Thousands of Haitians took to the streets shortly after the polling places closed at 4 pm on Nov. 28 to protest what they said were delays, confusion, irregularities, violence and outright fraud in presidential and legislative elections that day. In Port-au-Prince, Pétionville, Carrefour, Petit-Goâve, Saint-Marc, Gonaïves and Jérémie, protesters demanded the annulment of the election, sometimes storming polling places and throwing ballots in the street.
The elections—funded and strongly supported by the US and the United Nations–were intended to let Haiti’s more than 4 million voters select a new president, all 99 members of the Chamber of Deputies, and 11 of the 27 senators. The Provisional Electoral Council (CEP) is scheduled to announce the preliminary results on Dec. 7 and the final results on Dec. 20.
Problems started early in the day. Some were inevitable in a country where more than a million people remain displaced 10 months after a Jan. 12 earthquake shattered the capital, destroying identification papers and voter rolls. Many people couldn’t find their names on the lists in their usual polling places, although they often saw the names of friends and relatives who had died in the quake. Other problems resulted from fraud or partisan politics. At a station in Cap-Haïtien in the north, voters said the ballot boxes were filled with votes for candidates of the Unity party of President René Préval. Two people were killed in confrontations in Aquin, a community near Les Cayes in South department.

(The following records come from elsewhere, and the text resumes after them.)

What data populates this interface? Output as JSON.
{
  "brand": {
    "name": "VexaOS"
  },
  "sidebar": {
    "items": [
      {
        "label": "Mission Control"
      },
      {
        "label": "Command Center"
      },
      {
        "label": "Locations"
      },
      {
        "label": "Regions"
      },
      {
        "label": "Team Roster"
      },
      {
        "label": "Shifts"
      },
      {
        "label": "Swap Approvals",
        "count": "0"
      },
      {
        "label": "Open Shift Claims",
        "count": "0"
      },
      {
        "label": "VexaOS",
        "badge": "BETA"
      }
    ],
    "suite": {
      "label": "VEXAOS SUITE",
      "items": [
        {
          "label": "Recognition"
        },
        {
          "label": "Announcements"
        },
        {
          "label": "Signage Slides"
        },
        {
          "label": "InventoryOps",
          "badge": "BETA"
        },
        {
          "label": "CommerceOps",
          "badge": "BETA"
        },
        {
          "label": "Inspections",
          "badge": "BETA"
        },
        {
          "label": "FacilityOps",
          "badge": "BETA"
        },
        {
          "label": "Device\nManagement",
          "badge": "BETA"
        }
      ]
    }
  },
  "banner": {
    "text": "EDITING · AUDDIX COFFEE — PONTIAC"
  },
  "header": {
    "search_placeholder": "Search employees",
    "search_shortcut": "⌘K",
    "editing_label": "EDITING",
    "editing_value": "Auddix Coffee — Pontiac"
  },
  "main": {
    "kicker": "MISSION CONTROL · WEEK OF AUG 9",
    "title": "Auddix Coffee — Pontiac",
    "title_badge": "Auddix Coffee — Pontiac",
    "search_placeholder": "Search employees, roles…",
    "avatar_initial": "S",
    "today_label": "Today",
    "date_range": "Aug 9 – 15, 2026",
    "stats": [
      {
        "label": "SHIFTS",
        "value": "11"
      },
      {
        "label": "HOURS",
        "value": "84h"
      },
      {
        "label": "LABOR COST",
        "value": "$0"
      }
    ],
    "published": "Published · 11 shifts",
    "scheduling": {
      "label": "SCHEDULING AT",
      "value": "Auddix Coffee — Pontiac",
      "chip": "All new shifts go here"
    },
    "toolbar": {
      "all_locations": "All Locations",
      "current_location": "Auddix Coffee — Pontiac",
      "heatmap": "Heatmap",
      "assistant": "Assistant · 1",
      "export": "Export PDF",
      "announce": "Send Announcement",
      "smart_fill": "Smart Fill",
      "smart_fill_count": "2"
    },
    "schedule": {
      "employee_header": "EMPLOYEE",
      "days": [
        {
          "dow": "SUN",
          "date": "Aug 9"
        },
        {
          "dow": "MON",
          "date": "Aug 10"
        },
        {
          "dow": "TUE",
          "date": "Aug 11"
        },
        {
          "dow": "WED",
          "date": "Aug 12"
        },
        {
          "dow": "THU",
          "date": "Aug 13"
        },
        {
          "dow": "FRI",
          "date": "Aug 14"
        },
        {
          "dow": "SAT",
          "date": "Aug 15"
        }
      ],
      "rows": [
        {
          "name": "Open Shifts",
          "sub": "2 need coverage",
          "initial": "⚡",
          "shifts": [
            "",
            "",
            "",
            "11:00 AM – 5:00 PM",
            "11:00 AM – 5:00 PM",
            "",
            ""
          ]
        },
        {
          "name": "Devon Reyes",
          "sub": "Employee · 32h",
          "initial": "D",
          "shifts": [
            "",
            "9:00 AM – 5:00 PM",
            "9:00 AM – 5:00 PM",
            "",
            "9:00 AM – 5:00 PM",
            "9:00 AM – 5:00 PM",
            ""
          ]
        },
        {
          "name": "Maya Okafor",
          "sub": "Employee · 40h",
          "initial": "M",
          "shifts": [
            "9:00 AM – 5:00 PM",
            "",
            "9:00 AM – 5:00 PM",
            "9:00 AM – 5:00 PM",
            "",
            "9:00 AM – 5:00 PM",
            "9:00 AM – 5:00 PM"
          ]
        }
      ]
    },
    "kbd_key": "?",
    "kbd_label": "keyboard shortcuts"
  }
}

Turnout appeared to be light in most of the country.
By the end of the day, Prime Minister Jean Max Bellerive confirmed that there had been irregularities in the process. At a press conference in Port-au-Prince, 12 of the 19 presidential candidates denounced the vote as fraudulent and called for the results to be annulled. Pierre Espérance, director of the independent National Human Rights Defense Network (RNDDH), described the day’s events as “a total disorder, a shame for the CEP and the United Nations mission in the country.” (AlterPresse, Haiti, Nov. 28; Radio Kiskeya, Haiti, Nov. 28; Radio Métropole, Haiti, Nov. 28; Haïti Libre, Haiti, Nov. 28)
A number of grassroots organizations had opposed the plan to hold a vote under current conditions, as had many of the displaced people living in camps since the earthquake. “No to elections under tents and tarps!” protesters chanted during a demonstration by hundreds of camp residents in Port-au-Prince on Nov. 12.
In a statement issued shortly before election day, Tèt Kole Ti Peyizan Ayisyen (“Small Haitian Peasants Unity”) said it “has no candidate and supports no candidate in these elections organized by the international community and the government in order to put in power their president, their senators and deputies to continue to rule in their interests, against those of the country and the Haitian people.” The group emphasized that the vote was being held under the control of “foreign occupation forces”—the United Nations Stabilization Mission in Haiti (MINUSTAH)—”and a subordinate government.” “The strength and the future of the people rest in the construction of progressive popular political organizations” rather than in elections like these, Tèt Kole insisted. (AlterPresse, Nov. 25)
From Weekly News Update on the Americas, Nov. 28.
See our last post on Haiti.